So, how are you doing at casting a vision for excellence with your people?
III. Consistently Reinforce that Excellence, Not “Good Enough,” is Your Expectation
As you know, words without action are meaningless. Plenty of business leaders speak a good game but do nothing to reinforce their ideas or establish consequences for the failure to perform to those standards. Don’t be like them. Words alone rarely change behavior. However, reinforcement consistently does.
And when it comes to reinforcement, there are three simple keys to remember
In other words, if you want to create a culture of excellence you have to talk about excellence as the standard (not “good enough”) all the time. You can’t simply mention it once or twice a year. It’s got to be a regular daily/weekly conversation. And you’ll know when you’ve talked about it enough when your people continually mimic you as soon as you start your excellence conversation.
The second key to reinforcement is to make sure you have systems in place to turn your ideas into reality. For example, if excellence is the standard, then you might set up a checks systems against a list of criteria that someone else has to verify before a communication goes out or a new product is launched.
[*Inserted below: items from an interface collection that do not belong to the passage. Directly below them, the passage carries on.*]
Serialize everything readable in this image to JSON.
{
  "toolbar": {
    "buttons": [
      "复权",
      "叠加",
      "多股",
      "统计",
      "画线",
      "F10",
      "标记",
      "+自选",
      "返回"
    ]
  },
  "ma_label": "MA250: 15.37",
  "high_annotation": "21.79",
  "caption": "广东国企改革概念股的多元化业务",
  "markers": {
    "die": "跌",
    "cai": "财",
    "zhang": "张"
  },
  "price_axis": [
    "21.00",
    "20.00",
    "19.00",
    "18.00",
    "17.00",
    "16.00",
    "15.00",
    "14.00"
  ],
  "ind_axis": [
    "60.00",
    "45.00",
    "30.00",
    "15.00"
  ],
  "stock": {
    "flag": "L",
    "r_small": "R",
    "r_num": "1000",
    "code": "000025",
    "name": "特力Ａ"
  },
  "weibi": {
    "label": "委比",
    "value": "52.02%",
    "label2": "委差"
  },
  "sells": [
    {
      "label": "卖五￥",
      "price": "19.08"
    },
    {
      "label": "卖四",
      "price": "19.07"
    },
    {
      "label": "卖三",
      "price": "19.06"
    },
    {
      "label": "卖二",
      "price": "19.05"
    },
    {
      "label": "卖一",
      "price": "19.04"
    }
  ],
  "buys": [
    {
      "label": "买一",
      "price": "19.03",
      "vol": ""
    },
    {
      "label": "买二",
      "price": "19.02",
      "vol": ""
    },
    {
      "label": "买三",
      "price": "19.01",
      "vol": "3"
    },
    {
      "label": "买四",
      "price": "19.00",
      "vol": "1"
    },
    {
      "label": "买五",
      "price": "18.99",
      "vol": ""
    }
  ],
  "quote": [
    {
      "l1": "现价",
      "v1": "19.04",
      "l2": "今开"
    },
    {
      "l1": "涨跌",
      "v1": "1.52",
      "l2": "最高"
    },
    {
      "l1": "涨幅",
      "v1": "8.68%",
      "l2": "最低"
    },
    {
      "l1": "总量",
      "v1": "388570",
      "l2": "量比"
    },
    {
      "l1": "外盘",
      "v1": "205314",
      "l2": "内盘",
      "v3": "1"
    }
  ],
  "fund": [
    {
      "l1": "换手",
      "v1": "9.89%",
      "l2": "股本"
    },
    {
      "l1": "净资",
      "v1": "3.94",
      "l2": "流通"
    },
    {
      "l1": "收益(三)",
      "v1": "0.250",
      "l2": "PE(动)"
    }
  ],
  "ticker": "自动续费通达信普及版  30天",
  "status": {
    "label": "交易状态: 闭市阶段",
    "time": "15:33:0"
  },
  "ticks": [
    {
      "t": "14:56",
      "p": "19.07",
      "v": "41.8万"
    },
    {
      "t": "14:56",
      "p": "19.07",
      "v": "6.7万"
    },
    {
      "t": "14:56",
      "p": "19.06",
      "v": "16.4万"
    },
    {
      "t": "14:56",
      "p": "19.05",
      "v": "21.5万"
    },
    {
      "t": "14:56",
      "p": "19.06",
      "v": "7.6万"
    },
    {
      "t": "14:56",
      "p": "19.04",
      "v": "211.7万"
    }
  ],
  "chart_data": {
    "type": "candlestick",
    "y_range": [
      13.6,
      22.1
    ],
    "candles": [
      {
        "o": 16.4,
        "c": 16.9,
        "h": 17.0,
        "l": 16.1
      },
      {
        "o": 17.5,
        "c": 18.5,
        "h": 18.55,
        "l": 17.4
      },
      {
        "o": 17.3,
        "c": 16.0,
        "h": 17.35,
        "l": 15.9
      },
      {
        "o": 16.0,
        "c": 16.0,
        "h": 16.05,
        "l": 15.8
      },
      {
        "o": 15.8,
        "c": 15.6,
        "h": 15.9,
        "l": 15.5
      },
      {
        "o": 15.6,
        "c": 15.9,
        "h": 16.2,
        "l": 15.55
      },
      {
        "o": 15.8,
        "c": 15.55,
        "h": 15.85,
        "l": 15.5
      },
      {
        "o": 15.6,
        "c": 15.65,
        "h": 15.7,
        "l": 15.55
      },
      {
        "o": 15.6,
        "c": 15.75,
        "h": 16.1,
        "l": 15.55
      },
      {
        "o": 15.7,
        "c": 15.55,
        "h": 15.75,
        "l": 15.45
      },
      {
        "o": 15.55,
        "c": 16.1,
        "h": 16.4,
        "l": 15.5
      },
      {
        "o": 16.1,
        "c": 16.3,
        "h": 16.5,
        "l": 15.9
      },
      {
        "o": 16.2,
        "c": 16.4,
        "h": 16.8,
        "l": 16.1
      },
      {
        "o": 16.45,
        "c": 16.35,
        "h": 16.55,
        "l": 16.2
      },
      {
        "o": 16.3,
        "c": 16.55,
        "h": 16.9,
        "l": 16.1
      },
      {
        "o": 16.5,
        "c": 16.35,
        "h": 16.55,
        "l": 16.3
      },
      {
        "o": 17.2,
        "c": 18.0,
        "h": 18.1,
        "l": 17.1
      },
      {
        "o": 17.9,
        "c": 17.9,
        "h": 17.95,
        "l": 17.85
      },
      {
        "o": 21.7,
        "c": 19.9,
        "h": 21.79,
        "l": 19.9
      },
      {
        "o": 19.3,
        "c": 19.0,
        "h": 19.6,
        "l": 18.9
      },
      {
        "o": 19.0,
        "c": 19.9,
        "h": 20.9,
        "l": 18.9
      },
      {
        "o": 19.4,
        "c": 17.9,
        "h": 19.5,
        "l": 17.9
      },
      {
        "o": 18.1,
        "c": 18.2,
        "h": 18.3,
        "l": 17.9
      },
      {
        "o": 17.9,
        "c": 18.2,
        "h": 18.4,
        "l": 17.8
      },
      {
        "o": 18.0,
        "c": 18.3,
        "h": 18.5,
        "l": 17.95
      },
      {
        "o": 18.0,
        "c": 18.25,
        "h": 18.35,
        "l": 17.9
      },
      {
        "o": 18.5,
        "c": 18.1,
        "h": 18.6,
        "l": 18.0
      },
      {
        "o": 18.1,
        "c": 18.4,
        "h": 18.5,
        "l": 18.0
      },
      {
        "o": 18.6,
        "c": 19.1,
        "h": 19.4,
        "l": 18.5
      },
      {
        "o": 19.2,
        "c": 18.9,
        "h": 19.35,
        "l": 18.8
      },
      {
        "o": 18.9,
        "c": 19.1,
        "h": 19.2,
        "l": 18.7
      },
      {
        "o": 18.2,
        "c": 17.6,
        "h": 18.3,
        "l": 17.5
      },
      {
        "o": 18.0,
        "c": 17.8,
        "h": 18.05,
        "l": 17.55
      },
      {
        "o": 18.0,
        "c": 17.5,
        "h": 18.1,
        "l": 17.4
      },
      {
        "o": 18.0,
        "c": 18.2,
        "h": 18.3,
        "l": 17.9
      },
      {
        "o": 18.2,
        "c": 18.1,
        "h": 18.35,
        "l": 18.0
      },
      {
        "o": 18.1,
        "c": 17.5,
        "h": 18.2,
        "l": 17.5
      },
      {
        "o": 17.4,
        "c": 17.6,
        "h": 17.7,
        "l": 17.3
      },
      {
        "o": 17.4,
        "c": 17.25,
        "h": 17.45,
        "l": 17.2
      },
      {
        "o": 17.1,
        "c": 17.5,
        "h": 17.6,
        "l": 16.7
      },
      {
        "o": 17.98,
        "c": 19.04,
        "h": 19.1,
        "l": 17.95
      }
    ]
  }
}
Or you could make excellence one of the criteria in your annual evaluation process. Etc.
Finally, excellence rarely takes root in a business or organization if the leader doesn’t call their people out for any lack of excellence. This is one of those issues I’m forever talking with leaders about. What we tolerate is the standard at which others perform. So, if Frank does “good enough” work and is never held accountable for not raising his game, he’ll continue to produce “good enough” (i.e. non-excellent) work. If Susan can send out marketing communications with typos and Jerry can get away with not customizing his sales presentations with each prospect, that’s what they’ll each do.
However, if you want your employees/teammates to perform at a higher level, then you’ve got to challenge them to perform at that higher level—and then call them any time that they fall short of that standard. “Keisha, I know you had a lot on your plate this afternoon, but in your rush to get that mass email out, you sent it out with two typos. Based on our core value of excellence, did the email you sent out this afternoon meet our standard?”
Remember, “good enough” isn’t good enough. If you want to develop a great team of people who will consistently deliver exceptional products, services and experiences to your clients/customers (without you having to continually watch over them), then you’ve got to follow these three principles consistently.
1. Model the excellence standard
2. Cast vision for excellence every chance you get
3. Consistently reinforce that excellence, not “good enough,” is your expectation
If you choose to do these three things on a consistent basis, you’ll start developing a culture of excellence. And once you have that in place, you’ll start seeing your growth curve take off once again.
To your accelerated success!
P.S. If you have some other ideas about how to get a business away from the “good enough” trap, make sure you add your ideas in the comment section below (of click here >> if you’re reading this by RSS or email)